Your assignment ▸ Go through the data and tally the lines that hold the string "JSON". Reply with the total alone.
**** Information supplied ****
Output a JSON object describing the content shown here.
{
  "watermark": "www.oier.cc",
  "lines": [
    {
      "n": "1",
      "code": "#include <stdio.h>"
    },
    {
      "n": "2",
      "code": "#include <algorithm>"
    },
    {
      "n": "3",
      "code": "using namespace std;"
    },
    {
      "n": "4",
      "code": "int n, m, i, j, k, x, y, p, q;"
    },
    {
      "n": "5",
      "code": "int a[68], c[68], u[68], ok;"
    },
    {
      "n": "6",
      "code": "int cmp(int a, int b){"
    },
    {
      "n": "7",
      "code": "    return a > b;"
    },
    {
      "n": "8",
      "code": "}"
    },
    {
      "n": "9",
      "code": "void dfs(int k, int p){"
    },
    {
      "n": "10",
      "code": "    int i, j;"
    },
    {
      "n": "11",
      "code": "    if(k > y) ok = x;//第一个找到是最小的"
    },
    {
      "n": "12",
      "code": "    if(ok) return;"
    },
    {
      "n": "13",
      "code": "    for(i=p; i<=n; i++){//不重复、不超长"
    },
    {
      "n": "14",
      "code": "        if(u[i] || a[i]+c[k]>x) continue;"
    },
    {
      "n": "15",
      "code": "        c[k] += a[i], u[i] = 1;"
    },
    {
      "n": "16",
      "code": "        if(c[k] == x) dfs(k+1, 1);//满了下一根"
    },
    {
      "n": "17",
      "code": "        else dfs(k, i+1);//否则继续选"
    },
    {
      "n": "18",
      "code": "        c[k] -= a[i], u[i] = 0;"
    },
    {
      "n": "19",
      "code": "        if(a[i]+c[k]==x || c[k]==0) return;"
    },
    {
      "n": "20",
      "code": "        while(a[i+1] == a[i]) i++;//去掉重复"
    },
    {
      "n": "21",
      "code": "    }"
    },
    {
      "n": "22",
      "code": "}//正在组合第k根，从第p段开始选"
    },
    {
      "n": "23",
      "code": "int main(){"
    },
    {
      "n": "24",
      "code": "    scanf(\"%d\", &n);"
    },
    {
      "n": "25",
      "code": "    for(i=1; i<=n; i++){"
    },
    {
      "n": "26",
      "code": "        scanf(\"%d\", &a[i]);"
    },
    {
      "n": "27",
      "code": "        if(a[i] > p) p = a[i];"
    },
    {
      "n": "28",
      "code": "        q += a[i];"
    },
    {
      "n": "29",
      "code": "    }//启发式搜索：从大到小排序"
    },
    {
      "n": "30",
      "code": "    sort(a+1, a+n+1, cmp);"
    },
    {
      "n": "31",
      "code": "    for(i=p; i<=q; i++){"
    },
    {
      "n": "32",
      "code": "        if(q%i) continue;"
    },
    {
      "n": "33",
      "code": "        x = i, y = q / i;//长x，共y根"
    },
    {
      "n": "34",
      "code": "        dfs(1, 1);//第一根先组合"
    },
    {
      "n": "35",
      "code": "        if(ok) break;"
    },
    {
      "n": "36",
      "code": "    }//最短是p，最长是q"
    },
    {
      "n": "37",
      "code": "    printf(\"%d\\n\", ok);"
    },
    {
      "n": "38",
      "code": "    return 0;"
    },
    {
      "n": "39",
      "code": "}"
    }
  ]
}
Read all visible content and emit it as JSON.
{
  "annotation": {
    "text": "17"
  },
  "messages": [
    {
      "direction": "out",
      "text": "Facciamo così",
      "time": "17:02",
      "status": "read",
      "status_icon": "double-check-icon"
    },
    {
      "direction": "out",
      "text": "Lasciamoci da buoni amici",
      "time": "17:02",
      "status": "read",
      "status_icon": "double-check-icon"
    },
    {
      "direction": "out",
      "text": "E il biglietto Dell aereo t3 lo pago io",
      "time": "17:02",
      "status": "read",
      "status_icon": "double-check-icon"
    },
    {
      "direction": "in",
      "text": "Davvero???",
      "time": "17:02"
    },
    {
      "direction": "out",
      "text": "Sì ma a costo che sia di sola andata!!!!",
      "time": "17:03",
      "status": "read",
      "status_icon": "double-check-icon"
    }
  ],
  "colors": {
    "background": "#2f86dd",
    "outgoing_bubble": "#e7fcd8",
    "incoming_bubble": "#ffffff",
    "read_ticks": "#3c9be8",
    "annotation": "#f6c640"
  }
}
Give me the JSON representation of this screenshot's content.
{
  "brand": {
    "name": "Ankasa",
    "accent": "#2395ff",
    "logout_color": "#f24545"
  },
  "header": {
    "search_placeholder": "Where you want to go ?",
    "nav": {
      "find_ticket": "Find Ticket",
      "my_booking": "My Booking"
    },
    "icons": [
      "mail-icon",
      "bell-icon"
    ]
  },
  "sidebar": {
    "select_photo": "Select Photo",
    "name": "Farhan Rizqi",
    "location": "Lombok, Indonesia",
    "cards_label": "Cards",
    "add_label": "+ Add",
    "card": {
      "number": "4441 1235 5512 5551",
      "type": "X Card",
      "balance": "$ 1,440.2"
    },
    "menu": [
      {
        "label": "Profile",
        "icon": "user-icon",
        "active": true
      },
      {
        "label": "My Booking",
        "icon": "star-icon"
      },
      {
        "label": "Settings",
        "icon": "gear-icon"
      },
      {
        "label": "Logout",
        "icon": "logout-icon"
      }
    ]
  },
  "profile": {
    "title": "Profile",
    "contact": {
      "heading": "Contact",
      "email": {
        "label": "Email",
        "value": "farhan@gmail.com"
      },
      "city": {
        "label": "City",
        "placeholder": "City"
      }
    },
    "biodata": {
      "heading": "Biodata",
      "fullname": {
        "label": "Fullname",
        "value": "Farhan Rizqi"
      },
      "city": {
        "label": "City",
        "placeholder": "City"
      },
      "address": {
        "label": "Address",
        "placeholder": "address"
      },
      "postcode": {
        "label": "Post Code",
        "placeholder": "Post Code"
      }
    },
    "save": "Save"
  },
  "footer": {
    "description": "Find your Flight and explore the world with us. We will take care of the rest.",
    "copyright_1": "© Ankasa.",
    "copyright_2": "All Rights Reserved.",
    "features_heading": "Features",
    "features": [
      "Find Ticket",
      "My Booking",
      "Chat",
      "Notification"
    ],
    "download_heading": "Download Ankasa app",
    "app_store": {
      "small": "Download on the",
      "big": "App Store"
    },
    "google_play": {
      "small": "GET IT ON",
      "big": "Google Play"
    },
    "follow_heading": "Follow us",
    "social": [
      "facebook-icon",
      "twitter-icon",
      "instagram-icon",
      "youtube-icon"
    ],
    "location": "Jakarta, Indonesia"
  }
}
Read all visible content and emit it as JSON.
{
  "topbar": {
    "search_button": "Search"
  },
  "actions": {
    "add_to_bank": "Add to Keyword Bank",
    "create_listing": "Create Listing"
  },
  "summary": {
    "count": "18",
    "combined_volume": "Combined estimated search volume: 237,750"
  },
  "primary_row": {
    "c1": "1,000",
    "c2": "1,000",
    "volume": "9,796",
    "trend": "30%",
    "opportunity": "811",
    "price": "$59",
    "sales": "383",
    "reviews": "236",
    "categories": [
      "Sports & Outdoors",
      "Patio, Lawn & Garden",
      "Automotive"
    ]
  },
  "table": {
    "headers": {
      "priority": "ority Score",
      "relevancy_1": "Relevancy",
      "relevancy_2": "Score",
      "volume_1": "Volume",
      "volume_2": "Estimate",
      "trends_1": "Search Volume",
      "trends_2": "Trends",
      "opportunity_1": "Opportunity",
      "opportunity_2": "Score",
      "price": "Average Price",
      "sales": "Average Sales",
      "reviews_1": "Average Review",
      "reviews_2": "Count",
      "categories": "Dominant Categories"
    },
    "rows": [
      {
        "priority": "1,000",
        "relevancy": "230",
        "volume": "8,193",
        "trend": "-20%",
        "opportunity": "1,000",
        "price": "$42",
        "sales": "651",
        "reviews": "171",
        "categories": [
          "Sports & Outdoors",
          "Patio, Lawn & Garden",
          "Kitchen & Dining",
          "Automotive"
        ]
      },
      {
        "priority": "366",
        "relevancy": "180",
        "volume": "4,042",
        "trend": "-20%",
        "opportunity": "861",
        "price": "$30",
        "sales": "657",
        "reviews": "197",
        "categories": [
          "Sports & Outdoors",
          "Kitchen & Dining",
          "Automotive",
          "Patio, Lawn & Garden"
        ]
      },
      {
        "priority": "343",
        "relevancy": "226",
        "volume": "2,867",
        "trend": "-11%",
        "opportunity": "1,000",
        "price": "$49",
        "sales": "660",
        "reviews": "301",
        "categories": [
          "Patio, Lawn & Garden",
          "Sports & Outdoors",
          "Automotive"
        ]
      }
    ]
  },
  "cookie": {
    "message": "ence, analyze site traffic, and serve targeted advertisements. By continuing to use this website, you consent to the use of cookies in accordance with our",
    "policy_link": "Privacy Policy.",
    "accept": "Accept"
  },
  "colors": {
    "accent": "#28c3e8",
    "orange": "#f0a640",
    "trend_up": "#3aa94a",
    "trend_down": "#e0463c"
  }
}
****
Your solution ▸ 4